Does Lord Holmes’ Review on Disability and public appointments hold lessons for us all?
Thursday 24 January 2019
On 3 December, International Day of People with Disabilities, we launched The Lord Holmes Review: opening up public appointments to disabled people in the Churchill Room in 100 Parliament street.
Given that disability was at the heart of this project, the Review team was conscious from the very beginning that it was paramount that all public-facing aspects of the Review were as accessible and disability-friendly as possible.
Below I share some lessons I have taken away from the Review, in part from the Review’s 16 recommendations and in part from the process of making the Review happen. Whilst these reflections are about disability, the workplace and engaging with the public in the context of public appointments, I believe they can be applied across the Cabinet Office’s remit.
Diversity and public appointments
First a bit of background. The Review was semi-independent but resourced by members of the Public Appointments Policy Team, based within Private Office Group.
There are almost 6000 public appointees across 550 public bodies, which account for £200bn of annual expenditure across all areas of public services. Public appointees provide leadership, specialist expertise, strategic direction, and hold public bodies to account. Read more information about public appointments.

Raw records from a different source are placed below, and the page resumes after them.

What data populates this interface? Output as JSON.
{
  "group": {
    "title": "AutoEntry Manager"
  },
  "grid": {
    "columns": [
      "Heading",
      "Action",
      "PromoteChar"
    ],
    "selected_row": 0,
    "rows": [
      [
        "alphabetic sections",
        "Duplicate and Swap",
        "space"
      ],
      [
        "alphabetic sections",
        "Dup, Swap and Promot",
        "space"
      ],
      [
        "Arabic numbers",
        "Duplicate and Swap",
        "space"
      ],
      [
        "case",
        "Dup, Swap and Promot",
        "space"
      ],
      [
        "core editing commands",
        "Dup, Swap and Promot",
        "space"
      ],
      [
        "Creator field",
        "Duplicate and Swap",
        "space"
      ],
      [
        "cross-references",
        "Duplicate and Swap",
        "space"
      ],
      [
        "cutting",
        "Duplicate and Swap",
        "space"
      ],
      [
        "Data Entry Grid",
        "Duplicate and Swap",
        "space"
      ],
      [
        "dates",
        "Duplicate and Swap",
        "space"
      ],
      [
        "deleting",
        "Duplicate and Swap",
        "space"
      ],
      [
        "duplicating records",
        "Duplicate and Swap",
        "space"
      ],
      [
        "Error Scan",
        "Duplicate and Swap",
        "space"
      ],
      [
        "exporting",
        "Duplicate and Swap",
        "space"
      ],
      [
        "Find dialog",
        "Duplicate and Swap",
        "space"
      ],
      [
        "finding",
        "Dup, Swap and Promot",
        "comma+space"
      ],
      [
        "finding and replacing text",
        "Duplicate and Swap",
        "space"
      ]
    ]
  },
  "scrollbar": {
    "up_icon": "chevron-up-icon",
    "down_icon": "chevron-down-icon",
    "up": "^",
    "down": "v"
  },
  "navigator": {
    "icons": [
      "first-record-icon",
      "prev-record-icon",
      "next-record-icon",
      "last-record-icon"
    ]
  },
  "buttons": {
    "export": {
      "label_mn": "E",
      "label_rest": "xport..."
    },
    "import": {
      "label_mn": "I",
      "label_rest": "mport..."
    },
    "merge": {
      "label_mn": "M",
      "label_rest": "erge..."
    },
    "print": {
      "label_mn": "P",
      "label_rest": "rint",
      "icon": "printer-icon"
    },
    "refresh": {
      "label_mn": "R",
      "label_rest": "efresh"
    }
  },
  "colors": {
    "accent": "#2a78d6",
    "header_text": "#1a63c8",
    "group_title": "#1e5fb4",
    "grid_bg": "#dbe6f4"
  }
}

The Review was commissioned by Minister for Implementation Oliver Dowden MP CBE to fulfil a commitment made in the Public Appointments Diversity Action Plan. It is a government priority to ensure that public appointees reflect the society they serve, and yet disabled people are badly underrepresented. We only know the disability status of 65% of our public appointees, of whom just 5% are disabled (as compared to the working aged population of the UK, where 18.3% are disabled).

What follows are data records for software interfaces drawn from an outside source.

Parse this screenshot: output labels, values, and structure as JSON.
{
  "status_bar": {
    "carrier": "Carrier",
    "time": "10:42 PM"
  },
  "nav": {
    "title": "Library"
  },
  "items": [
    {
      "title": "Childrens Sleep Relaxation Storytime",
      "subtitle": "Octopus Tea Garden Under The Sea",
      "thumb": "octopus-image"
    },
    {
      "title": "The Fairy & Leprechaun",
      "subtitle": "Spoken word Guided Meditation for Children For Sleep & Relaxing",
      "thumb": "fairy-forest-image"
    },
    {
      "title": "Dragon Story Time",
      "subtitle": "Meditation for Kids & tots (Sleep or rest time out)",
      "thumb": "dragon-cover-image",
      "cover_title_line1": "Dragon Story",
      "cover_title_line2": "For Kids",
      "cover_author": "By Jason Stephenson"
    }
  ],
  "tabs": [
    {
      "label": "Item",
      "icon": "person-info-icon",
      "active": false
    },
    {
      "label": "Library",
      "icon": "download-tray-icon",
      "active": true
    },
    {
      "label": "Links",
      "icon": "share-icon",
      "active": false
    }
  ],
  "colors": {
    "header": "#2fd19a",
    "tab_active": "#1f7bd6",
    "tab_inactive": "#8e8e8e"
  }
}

Access is more than just physical, it’s attitudinal and emotional
This is a quote from an attendee at a public workshop, relating to an experience they had when the adjustments they had been offered at an interview fell short of their expectations.
It has really stuck with me because I think it can be applied to both public-facing government projects and recruitments alike. Here’s what the Review had to say in its recommendation about access and adjustments:
- Be proactive: if adjustments have been requested, contact the interviewee in advance to plan ahead.
- Be guided by the individual: do not make assumptions about what adjustments they need.
- Consider that access is more than physical: is the room or alternative facility appropriate and giving the candidate the same opportunity as everyone else?
Accessibility takes time and resource
How does one deliver this in practice? The Review team found that accessibility cannot be an afterthought or nice-to-have part of the process. As we worked towards every public-facing element of the review, we learned accessibility needs to be embedded and plotted into your project plan, with time and resource allocated to it.
For example, to ensure the online Call for Evidence was as accessible as possible, we had to build the following steps into the design process:
- Engaging early with the DaTT team to work out which of the survey platforms that had passed the GDS’ accessibility tests would best suit the project.
- Tendering for external suppliers to provide British Sign Language and EasyRead* versions, which took 2 weeks from start to finished publishable products.
- Testing the final online call for evidence with a specialist Disability Access testing lab, which took a week.
- Securing support and resource in advance from comms and digital to subtitle and edit the supporting short videos of Lord Holmes.
Free help, guidance and tools to become disability confident are out there
The Cabinet Office is a Disability Confident Leader. This is a DWP administered scheme that measures and acknowledges employers who go the extra mile to ensure disabled people get a fair chance in their organisation. Our “Leader” status means we go still further than this that Cabinet Office is a champion of Disability Confident, and its ethos is embedded in everything we do.
This might sound intimidating. You may be thinking I don’t know where to start, how do I play my part? Here’s a list of some tools, tips and guidance you can access for free:
- Becoming disability confident online training, this is a great place to start for civil servants of any grade who want to learn more. And that’s not just me saying that, Cabinet Office ExCo want to encourage as many people as possible to take the course.
- Philip Rutnam’s regular blogs, as part of his role as Civil Service Disability Champion, contain lots of tips on disability-friendly work practice
- Guidance on gov.uk about how to communicate inclusively
- Guidance on gov.uk about how to create accessible documents
- General Disability Confident guidance on how to attract, recruit and retain disabled employees
- The autism and neurodiversity toolkit for managers provides practical guidance on supporting people who have neurodiverse conditions into employment.
*The EasyRead version of the Lord Holmes Review (PDF) was created to help people with learning disabilities understand information easily. It is often also preferred by some readers without learning disabilities, as it gives essential information on a topic without a lot of background information.